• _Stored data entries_
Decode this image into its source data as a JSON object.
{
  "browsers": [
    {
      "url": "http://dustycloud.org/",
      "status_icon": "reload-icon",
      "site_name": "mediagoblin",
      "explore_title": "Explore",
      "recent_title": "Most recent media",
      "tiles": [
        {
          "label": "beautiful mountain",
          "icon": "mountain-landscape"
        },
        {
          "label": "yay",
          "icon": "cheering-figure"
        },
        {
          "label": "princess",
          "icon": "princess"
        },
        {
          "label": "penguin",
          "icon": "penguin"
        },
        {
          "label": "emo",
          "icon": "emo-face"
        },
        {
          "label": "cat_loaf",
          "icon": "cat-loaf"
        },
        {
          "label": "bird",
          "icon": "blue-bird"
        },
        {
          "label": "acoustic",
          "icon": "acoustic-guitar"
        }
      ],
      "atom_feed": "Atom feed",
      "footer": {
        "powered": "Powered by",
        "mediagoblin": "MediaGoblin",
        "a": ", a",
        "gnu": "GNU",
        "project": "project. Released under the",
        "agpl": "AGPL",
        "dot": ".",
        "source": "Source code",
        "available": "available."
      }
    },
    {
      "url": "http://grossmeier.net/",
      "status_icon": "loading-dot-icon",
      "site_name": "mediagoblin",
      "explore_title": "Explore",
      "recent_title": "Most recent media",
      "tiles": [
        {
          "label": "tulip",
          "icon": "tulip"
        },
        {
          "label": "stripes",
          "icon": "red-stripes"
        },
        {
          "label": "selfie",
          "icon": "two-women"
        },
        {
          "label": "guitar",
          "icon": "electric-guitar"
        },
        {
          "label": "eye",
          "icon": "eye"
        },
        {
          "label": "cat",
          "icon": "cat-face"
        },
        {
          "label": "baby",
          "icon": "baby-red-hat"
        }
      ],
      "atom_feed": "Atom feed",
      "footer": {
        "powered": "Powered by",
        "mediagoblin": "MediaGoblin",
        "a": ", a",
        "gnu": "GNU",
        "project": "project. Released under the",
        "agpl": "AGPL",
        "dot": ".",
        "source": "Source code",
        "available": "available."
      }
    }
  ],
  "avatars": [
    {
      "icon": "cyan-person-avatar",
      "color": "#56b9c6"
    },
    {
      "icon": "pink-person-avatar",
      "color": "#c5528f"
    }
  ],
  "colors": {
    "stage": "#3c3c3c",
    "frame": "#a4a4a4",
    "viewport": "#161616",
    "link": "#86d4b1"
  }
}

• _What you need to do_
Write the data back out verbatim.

• _Solved problem_
Decode this image into its source data as a JSON object.
{
  "browsers": [
    {
      "url": "http://dustycloud.org/",
      "status_icon": "reload-icon",
      "site_name": "mediagoblin",
      "explore_title": "Explore",
      "recent_title": "Most recent media",
      "tiles": [
        {
          "label": "beautiful mountain",
          "icon": "mountain-landscape"
        },
        {
          "label": "yay",
          "icon": "cheering-figure"
        },
        {
          "label": "princess",
          "icon": "princess"
        },
        {
          "label": "penguin",
          "icon": "penguin"
        },
        {
          "label": "emo",
          "icon": "emo-face"
        },
        {
          "label": "cat_loaf",
          "icon": "cat-loaf"
        },
        {
          "label": "bird",
          "icon": "blue-bird"
        },
        {
          "label": "acoustic",
          "icon": "acoustic-guitar"
        }
      ],
      "atom_feed": "Atom feed",
      "footer": {
        "powered": "Powered by",
        "mediagoblin": "MediaGoblin",
        "a": ", a",
        "gnu": "GNU",
        "project": "project. Released under the",
        "agpl": "AGPL",
        "dot": ".",
        "source": "Source code",
        "available": "available."
      }
    },
    {
      "url": "http://grossmeier.net/",
      "status_icon": "loading-dot-icon",
      "site_name": "mediagoblin",
      "explore_title": "Explore",
      "recent_title": "Most recent media",
      "tiles": [
        {
          "label": "tulip",
          "icon": "tulip"
        },
        {
          "label": "stripes",
          "icon": "red-stripes"
        },
        {
          "label": "selfie",
          "icon": "two-women"
        },
        {
          "label": "guitar",
          "icon": "electric-guitar"
        },
        {
          "label": "eye",
          "icon": "eye"
        },
        {
          "label": "cat",
          "icon": "cat-face"
        },
        {
          "label": "baby",
          "icon": "baby-red-hat"
        }
      ],
      "atom_feed": "Atom feed",
      "footer": {
        "powered": "Powered by",
        "mediagoblin": "MediaGoblin",
        "a": ", a",
        "gnu": "GNU",
        "project": "project. Released under the",
        "agpl": "AGPL",
        "dot": ".",
        "source": "Source code",
        "available": "available."
      }
    }
  ],
  "avatars": [
    {
      "icon": "cyan-person-avatar",
      "color": "#56b9c6"
    },
    {
      "icon": "pink-person-avatar",
      "color": "#c5528f"
    }
  ],
  "colors": {
    "stage": "#3c3c3c",
    "frame": "#a4a4a4",
    "viewport": "#161616",
    "link": "#86d4b1"
  }
}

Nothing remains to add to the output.